      But a Hillary Clinton presidency would knock these trends back…more blood for the educational vampire, more self-congratulations from a victorious media seeing itself as a kingmaker.

      After 4 years of a HC presidency, especially if coupled with Democrat gains in the Congress, our chances of recovery would IMO be much worse than they are today.

    17. Will Says:

      I’m wondering if the victims of the riot will be able to get in on that spectacular lawsuit filed recently in Dallas. To see those names listed brought me no small amount of joy. This latest outrage falls on the heels of Sadeeq Khan’s warning that we “should get used to riots and terrorism”. He, an associate and counsel to notorious racist, anti-Semite and rabble-rouser, Louis Farrakhan.

      No NFL watching here either. After last seasons deflation hoax, the firing of Craig James, Tebow, NCAA union shakedown etc., I really wasn’t paying much attention. I’m glad to see it’s having an effect.

    18. Steve Korn Says:

      About “TLAR skills” reminds me about learning to use a slide rule.

      When using a Slide Rule, you had to check for Order of Magnitude reasonableness lost on most people today. Yes calculators and Excel is fast and precise, but there is no check for reasonableness. Something important has been lost. A feel for the numbers has been lost.

    19. Gringo Says:

      Steve Korn:

      About “TLAR skills” reminds me about learning to use a slide rule. When using a Slide Rule, you had to check for Order of Magnitude reasonableness lost on most people today. Yes calculators and Excel is fast and precise, but there is no check for reasonableness. Something important has been lost. A feel for the numbers has been lost.

      That depends. I began with a slide rule, but switched to a calculator my sophomore year in college. I always wrote out equations in exponential notations before punching them out on a calculator. which enabled me to come up with an estimate [TLAR], including to what power of 10, before calculating.

      In any event, estimation is a very important skill to have.

    20. Whitehall Says:

      The very early 70’s were a time of relaxation from the politicization of the late 60’s We young ones were BORED by the calm and normalcy when it returned.

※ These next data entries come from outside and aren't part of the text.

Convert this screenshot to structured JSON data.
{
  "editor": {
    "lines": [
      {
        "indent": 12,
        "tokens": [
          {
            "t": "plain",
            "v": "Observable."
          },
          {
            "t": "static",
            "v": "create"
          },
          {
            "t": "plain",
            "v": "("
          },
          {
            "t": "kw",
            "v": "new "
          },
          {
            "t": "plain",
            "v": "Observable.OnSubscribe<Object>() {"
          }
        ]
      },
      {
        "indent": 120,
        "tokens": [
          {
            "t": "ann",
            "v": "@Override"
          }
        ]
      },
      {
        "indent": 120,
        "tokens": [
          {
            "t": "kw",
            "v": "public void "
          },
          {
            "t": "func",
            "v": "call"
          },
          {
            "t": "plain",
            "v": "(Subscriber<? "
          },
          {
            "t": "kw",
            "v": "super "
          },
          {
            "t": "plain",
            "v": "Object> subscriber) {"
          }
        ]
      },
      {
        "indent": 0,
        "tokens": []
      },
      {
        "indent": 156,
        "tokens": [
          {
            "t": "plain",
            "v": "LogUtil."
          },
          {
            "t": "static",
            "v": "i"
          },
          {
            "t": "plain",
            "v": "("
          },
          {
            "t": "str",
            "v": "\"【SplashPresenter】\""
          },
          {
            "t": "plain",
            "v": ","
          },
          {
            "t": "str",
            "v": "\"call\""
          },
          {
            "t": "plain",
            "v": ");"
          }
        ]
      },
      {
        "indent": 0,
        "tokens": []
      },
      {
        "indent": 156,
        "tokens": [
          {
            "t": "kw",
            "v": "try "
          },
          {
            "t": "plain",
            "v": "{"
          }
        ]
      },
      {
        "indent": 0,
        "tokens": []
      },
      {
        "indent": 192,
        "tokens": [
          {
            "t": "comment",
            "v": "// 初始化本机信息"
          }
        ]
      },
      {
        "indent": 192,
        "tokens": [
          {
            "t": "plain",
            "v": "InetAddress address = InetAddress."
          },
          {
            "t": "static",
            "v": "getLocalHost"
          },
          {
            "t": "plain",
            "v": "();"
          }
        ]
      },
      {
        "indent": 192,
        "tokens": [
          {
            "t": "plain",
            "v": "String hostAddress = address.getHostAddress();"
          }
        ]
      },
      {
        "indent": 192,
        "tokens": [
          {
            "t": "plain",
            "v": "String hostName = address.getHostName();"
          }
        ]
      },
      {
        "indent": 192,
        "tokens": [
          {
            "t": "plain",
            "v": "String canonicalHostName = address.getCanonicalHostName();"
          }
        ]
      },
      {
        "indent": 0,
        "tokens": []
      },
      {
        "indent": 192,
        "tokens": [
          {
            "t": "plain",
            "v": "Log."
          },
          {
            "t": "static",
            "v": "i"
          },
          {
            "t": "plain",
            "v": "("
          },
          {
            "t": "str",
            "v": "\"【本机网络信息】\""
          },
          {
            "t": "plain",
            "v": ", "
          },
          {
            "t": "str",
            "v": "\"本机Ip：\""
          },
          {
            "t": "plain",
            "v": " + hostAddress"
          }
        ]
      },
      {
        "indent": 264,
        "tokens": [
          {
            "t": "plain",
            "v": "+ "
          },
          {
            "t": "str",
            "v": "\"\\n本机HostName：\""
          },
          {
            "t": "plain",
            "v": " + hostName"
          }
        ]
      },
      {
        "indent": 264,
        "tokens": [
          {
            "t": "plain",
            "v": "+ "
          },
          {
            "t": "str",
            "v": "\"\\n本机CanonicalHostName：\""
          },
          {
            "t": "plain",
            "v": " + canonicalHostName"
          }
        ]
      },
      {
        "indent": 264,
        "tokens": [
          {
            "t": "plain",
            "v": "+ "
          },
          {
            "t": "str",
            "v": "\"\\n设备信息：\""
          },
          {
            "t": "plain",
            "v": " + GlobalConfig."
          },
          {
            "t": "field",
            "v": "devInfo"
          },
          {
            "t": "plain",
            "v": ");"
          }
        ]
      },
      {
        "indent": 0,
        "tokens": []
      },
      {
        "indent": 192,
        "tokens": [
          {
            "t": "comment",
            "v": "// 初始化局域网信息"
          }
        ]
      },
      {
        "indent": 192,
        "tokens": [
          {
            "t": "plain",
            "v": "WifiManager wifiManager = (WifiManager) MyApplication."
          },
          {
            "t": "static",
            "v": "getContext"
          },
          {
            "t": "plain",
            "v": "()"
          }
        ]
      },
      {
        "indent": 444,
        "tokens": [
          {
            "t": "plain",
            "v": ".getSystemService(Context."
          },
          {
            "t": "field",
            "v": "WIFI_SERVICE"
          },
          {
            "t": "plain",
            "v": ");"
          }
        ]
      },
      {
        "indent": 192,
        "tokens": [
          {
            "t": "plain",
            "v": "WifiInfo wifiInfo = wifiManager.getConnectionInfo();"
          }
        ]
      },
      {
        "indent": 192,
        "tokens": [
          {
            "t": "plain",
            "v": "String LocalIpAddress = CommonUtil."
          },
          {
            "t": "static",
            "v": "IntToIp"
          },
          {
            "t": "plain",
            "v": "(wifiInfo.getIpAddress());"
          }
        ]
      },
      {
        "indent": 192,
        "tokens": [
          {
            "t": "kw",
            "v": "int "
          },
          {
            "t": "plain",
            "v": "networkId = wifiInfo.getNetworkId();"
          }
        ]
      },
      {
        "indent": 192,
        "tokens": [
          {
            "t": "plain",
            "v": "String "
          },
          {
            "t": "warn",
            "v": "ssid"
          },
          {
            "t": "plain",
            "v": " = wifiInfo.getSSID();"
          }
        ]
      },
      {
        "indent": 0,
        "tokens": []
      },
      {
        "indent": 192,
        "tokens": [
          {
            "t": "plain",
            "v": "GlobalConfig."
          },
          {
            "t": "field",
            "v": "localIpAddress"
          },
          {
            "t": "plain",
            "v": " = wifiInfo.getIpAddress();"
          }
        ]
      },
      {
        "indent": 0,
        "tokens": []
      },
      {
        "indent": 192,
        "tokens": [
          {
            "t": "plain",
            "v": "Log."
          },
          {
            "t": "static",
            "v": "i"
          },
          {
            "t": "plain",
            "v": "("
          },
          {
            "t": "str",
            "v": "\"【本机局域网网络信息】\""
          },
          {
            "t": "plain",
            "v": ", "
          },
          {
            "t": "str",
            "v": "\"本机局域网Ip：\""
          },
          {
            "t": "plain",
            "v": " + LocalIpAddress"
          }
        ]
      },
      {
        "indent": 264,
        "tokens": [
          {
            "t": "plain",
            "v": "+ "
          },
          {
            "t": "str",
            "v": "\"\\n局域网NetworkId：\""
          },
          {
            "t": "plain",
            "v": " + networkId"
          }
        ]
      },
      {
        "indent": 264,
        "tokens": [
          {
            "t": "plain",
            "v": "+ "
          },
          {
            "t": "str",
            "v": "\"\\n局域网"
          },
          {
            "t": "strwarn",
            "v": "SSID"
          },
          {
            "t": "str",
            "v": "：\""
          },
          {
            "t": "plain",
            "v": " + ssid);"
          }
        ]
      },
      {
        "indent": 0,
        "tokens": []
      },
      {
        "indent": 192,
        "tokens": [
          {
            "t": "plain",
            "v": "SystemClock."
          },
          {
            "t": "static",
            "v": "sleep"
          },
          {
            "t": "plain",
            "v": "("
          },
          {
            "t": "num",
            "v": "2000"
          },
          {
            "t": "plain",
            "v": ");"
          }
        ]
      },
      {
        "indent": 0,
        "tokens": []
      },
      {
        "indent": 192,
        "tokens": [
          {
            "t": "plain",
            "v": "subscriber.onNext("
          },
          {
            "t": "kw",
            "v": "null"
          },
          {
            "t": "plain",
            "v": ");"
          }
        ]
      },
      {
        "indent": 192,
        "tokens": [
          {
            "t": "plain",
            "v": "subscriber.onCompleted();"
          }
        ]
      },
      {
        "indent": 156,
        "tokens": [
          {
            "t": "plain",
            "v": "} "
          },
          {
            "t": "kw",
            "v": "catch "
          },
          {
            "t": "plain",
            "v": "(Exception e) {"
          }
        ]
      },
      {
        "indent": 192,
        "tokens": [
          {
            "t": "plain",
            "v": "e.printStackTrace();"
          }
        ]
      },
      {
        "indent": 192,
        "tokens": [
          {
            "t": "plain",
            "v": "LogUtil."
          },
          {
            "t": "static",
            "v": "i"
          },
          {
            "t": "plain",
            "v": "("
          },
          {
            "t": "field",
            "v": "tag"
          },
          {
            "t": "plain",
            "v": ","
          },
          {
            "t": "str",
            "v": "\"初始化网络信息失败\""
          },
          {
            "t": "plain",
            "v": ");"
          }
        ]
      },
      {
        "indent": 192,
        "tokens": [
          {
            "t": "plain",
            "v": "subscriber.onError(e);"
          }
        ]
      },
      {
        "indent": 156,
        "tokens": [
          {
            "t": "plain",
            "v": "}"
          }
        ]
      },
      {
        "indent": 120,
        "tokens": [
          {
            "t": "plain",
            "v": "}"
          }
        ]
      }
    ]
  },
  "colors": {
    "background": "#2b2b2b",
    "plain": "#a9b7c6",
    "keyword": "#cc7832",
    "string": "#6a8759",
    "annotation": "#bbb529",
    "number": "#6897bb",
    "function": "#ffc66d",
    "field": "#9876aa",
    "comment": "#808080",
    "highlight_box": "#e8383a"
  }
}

      Plus, the popular music went from acid rock to disco as a double whammy.

    21. David Foster Says:

      When you replace culture with politics, both turn sour